_What you are asked to do_
All of the entries should be returned without a single change.

[Entries from a dataset of interfaces]
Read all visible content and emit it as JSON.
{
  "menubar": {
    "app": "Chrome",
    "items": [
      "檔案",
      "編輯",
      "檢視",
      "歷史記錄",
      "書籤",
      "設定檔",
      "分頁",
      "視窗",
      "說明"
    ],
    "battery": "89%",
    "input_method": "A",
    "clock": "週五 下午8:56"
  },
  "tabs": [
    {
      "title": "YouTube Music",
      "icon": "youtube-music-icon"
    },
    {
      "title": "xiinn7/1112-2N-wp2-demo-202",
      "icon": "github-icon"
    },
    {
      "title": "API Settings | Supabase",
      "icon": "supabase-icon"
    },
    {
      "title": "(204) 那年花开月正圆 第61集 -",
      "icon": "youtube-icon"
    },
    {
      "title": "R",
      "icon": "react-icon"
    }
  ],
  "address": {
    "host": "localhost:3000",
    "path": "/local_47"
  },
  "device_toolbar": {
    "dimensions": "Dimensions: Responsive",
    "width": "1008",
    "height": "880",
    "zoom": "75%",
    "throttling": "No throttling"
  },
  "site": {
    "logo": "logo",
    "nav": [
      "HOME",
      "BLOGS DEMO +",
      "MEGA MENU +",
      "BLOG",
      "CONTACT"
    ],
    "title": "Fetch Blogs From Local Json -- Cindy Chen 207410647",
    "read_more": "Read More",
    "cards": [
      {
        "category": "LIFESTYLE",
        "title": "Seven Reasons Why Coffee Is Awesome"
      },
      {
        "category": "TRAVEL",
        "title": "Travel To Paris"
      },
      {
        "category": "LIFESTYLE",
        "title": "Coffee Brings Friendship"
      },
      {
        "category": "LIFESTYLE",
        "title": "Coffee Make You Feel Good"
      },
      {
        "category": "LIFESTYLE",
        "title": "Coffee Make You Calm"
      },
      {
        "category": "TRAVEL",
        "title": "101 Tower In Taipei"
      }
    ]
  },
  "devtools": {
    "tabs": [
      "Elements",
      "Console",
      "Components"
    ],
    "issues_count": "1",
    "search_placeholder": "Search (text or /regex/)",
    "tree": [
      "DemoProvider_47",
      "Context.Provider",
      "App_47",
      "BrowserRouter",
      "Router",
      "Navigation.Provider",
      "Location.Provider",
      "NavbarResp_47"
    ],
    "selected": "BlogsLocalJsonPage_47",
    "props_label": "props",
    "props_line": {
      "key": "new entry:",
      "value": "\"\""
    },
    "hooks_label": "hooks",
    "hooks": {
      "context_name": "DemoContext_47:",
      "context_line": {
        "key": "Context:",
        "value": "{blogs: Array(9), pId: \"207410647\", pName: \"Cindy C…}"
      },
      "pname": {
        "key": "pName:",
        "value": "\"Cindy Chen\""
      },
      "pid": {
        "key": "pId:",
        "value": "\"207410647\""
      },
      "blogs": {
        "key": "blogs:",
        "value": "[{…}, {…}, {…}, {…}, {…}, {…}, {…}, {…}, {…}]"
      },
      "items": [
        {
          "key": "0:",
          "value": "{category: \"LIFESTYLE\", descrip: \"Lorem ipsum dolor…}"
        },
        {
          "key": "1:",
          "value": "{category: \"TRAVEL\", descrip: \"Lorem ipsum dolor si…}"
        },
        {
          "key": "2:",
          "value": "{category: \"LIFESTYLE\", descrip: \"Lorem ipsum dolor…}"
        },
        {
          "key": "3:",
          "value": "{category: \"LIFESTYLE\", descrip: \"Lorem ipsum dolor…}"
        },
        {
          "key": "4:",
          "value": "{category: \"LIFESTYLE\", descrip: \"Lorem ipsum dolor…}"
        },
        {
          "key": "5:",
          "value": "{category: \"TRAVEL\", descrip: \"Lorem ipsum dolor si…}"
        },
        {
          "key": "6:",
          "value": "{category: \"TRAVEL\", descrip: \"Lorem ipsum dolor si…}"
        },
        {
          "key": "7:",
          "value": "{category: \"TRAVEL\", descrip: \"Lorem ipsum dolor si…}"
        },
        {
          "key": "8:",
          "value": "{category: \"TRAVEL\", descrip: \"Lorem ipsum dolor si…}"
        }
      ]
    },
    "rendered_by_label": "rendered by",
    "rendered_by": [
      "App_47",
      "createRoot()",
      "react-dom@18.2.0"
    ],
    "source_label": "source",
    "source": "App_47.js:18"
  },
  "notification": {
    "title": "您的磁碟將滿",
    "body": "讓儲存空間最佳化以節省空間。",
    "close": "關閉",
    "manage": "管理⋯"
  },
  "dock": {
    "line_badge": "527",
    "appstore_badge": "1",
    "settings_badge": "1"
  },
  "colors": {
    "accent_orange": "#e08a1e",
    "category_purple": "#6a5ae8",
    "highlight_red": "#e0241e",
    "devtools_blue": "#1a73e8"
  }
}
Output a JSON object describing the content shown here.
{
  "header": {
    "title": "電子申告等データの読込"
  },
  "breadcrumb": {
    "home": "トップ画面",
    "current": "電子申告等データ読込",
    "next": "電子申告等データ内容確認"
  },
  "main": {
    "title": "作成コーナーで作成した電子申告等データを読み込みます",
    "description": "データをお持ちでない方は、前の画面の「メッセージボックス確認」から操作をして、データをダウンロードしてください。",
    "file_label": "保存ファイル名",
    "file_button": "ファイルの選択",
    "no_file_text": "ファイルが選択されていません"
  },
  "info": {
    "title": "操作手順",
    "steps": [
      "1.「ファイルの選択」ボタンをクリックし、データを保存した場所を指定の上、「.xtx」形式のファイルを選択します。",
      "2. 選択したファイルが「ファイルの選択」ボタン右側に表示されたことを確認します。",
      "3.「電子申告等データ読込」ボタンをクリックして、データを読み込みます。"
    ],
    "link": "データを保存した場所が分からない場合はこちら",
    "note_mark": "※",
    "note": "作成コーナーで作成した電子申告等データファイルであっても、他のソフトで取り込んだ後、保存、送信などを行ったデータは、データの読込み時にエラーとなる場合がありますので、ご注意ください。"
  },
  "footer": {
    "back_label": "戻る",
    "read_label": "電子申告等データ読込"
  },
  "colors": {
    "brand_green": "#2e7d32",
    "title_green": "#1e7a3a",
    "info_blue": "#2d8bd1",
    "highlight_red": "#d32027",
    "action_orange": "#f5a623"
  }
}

_Written response_
Read all visible content and emit it as JSON.
{
  "menubar": {
    "app": "Chrome",
    "items": [
      "檔案",
      "編輯",
      "檢視",
      "歷史記錄",
      "書籤",
      "設定檔",
      "分頁",
      "視窗",
      "說明"
    ],
    "battery": "89%",
    "input_method": "A",
    "clock": "週五 下午8:56"
  },
  "tabs": [
    {
      "title": "YouTube Music",
      "icon": "youtube-music-icon"
    },
    {
      "title": "xiinn7/1112-2N-wp2-demo-202",
      "icon": "github-icon"
    },
    {
      "title": "API Settings | Supabase",
      "icon": "supabase-icon"
    },
    {
      "title": "(204) 那年花开月正圆 第61集 -",
      "icon": "youtube-icon"
    },
    {
      "title": "R",
      "icon": "react-icon"
    }
  ],
  "address": {
    "host": "localhost:3000",
    "path": "/local_47"
  },
  "device_toolbar": {
    "dimensions": "Dimensions: Responsive",
    "width": "1008",
    "height": "880",
    "zoom": "75%",
    "throttling": "No throttling"
  },
  "site": {
    "logo": "logo",
    "nav": [
      "HOME",
      "BLOGS DEMO +",
      "MEGA MENU +",
      "BLOG",
      "CONTACT"
    ],
    "title": "Fetch Blogs From Local Json -- Cindy Chen 207410647",
    "read_more": "Read More",
    "cards": [
      {
        "category": "LIFESTYLE",
        "title": "Seven Reasons Why Coffee Is Awesome"
      },
      {
        "category": "TRAVEL",
        "title": "Travel To Paris"
      },
      {
        "category": "LIFESTYLE",
        "title": "Coffee Brings Friendship"
      },
      {
        "category": "LIFESTYLE",
        "title": "Coffee Make You Feel Good"
      },
      {
        "category": "LIFESTYLE",
        "title": "Coffee Make You Calm"
      },
      {
        "category": "TRAVEL",
        "title": "101 Tower In Taipei"
      }
    ]
  },
  "devtools": {
    "tabs": [
      "Elements",
      "Console",
      "Components"
    ],
    "issues_count": "1",
    "search_placeholder": "Search (text or /regex/)",
    "tree": [
      "DemoProvider_47",
      "Context.Provider",
      "App_47",
      "BrowserRouter",
      "Router",
      "Navigation.Provider",
      "Location.Provider",
      "NavbarResp_47"
    ],
    "selected": "BlogsLocalJsonPage_47",
    "props_label": "props",
    "props_line": {
      "key": "new entry:",
      "value": "\"\""
    },
    "hooks_label": "hooks",
    "hooks": {
      "context_name": "DemoContext_47:",
      "context_line": {
        "key": "Context:",
        "value": "{blogs: Array(9), pId: \"207410647\", pName: \"Cindy C…}"
      },
      "pname": {
        "key": "pName:",
        "value": "\"Cindy Chen\""
      },
      "pid": {
        "key": "pId:",
        "value": "\"207410647\""
      },
      "blogs": {
        "key": "blogs:",
        "value": "[{…}, {…}, {…}, {…}, {…}, {…}, {…}, {…}, {…}]"
      },
      "items": [
        {
          "key": "0:",
          "value": "{category: \"LIFESTYLE\", descrip: \"Lorem ipsum dolor…}"
        },
        {
          "key": "1:",
          "value": "{category: \"TRAVEL\", descrip: \"Lorem ipsum dolor si…}"
        },
        {
          "key": "2:",
          "value": "{category: \"LIFESTYLE\", descrip: \"Lorem ipsum dolor…}"
        },
        {
          "key": "3:",
          "value": "{category: \"LIFESTYLE\", descrip: \"Lorem ipsum dolor…}"
        },
        {
          "key": "4:",
          "value": "{category: \"LIFESTYLE\", descrip: \"Lorem ipsum dolor…}"
        },
        {
          "key": "5:",
          "value": "{category: \"TRAVEL\", descrip: \"Lorem ipsum dolor si…}"
        },
        {
          "key": "6:",
          "value": "{category: \"TRAVEL\", descrip: \"Lorem ipsum dolor si…}"
        },
        {
          "key": "7:",
          "value": "{category: \"TRAVEL\", descrip: \"Lorem ipsum dolor si…}"
        },
        {
          "key": "8:",
          "value": "{category: \"TRAVEL\", descrip: \"Lorem ipsum dolor si…}"
        }
      ]
    },
    "rendered_by_label": "rendered by",
    "rendered_by": [
      "App_47",
      "createRoot()",
      "react-dom@18.2.0"
    ],
    "source_label": "source",
    "source": "App_47.js:18"
  },
  "notification": {
    "title": "您的磁碟將滿",
    "body": "讓儲存空間最佳化以節省空間。",
    "close": "關閉",
    "manage": "管理⋯"
  },
  "dock": {
    "line_badge": "527",
    "appstore_badge": "1",
    "settings_badge": "1"
  },
  "colors": {
    "accent_orange": "#e08a1e",
    "category_purple": "#6a5ae8",
    "highlight_red": "#e0241e",
    "devtools_blue": "#1a73e8"
  }
}
Output a JSON object describing the content shown here.
{
  "header": {
    "title": "電子申告等データの読込"
  },
  "breadcrumb": {
    "home": "トップ画面",
    "current": "電子申告等データ読込",
    "next": "電子申告等データ内容確認"
  },
  "main": {
    "title": "作成コーナーで作成した電子申告等データを読み込みます",
    "description": "データをお持ちでない方は、前の画面の「メッセージボックス確認」から操作をして、データをダウンロードしてください。",
    "file_label": "保存ファイル名",
    "file_button": "ファイルの選択",
    "no_file_text": "ファイルが選択されていません"
  },
  "info": {
    "title": "操作手順",
    "steps": [
      "1.「ファイルの選択」ボタンをクリックし、データを保存した場所を指定の上、「.xtx」形式のファイルを選択します。",
      "2. 選択したファイルが「ファイルの選択」ボタン右側に表示されたことを確認します。",
      "3.「電子申告等データ読込」ボタンをクリックして、データを読み込みます。"
    ],
    "link": "データを保存した場所が分からない場合はこちら",
    "note_mark": "※",
    "note": "作成コーナーで作成した電子申告等データファイルであっても、他のソフトで取り込んだ後、保存、送信などを行ったデータは、データの読込み時にエラーとなる場合がありますので、ご注意ください。"
  },
  "footer": {
    "back_label": "戻る",
    "read_label": "電子申告等データ読込"
  },
  "colors": {
    "brand_green": "#2e7d32",
    "title_green": "#1e7a3a",
    "info_blue": "#2d8bd1",
    "highlight_red": "#d32027",
    "action_orange": "#f5a623"
  }
}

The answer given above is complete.